SUPPLIED INFORMATION
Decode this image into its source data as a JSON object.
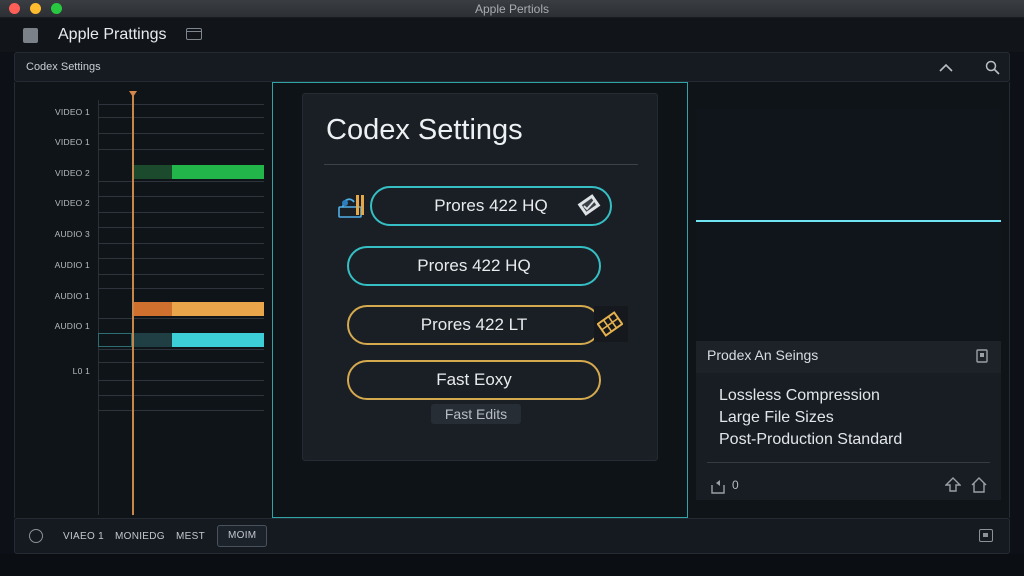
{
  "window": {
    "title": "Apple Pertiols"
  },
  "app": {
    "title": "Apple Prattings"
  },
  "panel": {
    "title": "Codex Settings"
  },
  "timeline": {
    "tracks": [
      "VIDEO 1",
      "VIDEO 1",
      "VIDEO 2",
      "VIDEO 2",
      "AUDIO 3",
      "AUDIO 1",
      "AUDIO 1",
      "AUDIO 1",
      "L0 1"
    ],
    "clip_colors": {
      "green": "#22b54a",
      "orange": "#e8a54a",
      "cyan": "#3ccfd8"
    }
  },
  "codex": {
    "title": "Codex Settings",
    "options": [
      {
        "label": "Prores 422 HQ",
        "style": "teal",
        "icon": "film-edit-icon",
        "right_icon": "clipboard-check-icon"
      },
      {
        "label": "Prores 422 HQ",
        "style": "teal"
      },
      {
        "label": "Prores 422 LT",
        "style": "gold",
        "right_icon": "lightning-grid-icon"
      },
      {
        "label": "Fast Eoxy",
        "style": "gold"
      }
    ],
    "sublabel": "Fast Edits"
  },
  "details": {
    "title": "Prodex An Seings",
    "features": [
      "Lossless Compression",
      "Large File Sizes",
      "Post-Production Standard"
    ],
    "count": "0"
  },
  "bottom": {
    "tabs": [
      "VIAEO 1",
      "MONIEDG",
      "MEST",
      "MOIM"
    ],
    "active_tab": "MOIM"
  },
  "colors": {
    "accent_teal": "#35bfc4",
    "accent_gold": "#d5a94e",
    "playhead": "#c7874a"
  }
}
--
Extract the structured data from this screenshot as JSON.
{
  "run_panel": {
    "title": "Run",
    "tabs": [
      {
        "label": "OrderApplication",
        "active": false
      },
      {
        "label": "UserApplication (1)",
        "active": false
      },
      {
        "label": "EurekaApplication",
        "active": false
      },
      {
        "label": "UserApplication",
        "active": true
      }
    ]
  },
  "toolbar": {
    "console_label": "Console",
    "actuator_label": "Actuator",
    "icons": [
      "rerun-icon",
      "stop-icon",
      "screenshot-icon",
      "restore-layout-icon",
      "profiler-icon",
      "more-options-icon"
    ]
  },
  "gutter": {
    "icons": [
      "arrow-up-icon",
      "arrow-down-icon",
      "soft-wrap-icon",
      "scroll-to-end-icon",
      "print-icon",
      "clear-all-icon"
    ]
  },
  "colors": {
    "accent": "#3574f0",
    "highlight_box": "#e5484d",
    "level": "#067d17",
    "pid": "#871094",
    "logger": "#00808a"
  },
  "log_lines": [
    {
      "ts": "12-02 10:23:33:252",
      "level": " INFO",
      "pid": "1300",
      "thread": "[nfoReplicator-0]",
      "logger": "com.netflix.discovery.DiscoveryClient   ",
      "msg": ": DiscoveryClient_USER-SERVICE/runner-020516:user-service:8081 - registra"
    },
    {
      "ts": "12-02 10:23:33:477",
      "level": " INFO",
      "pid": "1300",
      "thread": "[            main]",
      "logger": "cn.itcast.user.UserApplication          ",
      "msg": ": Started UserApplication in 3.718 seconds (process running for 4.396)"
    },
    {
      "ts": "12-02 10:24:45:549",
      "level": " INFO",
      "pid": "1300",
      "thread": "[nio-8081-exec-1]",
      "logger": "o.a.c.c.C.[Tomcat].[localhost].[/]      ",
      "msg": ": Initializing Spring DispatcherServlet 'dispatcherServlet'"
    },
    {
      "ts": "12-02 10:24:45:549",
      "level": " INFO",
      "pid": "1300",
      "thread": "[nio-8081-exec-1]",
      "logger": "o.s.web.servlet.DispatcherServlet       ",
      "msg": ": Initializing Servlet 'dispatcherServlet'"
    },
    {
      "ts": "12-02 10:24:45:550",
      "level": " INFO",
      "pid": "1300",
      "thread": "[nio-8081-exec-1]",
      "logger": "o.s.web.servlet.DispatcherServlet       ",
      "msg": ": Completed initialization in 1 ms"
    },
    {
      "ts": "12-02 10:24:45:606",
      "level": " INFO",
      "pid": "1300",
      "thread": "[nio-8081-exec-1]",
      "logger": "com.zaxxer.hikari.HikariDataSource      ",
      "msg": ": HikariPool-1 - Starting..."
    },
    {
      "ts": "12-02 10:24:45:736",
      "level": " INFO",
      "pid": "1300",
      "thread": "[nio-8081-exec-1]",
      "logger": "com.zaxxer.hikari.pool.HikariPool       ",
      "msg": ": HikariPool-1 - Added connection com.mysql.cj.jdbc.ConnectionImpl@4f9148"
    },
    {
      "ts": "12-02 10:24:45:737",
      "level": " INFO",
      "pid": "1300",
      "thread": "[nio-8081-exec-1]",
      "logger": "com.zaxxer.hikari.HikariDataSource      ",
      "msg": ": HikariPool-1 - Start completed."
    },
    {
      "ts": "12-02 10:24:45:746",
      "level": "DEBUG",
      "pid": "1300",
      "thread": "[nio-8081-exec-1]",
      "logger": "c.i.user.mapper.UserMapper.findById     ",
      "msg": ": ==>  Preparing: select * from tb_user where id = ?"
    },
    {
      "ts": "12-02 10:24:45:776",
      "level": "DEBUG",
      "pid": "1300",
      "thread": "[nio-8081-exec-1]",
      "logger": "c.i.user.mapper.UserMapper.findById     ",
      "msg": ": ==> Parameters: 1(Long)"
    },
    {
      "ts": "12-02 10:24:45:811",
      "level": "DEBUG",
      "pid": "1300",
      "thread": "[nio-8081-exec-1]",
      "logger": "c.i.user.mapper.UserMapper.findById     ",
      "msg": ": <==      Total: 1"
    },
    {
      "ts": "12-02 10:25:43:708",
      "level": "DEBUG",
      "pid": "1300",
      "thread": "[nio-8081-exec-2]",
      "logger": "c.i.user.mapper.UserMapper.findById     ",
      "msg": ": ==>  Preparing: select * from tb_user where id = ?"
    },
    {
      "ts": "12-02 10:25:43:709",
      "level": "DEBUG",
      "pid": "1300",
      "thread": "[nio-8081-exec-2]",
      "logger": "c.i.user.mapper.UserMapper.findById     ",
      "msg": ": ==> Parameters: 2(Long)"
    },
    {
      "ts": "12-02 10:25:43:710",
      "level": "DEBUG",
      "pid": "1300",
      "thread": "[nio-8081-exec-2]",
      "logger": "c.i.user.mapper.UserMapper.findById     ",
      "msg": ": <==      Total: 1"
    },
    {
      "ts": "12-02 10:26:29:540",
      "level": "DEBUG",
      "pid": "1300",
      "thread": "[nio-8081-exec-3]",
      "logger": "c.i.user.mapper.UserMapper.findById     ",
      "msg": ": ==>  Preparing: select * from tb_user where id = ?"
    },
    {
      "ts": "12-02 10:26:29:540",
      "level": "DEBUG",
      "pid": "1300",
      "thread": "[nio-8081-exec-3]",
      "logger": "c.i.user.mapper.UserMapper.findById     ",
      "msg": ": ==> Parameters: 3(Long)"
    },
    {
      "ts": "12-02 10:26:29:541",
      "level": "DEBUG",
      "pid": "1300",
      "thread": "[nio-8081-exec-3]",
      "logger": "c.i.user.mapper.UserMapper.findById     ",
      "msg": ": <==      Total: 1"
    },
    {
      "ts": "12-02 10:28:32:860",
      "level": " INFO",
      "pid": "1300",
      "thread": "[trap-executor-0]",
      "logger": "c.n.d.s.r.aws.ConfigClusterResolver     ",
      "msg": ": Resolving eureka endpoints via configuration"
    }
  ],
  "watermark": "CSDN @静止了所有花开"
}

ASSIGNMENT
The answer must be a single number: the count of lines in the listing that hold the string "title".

OUTPUT FOR THIS TASK
6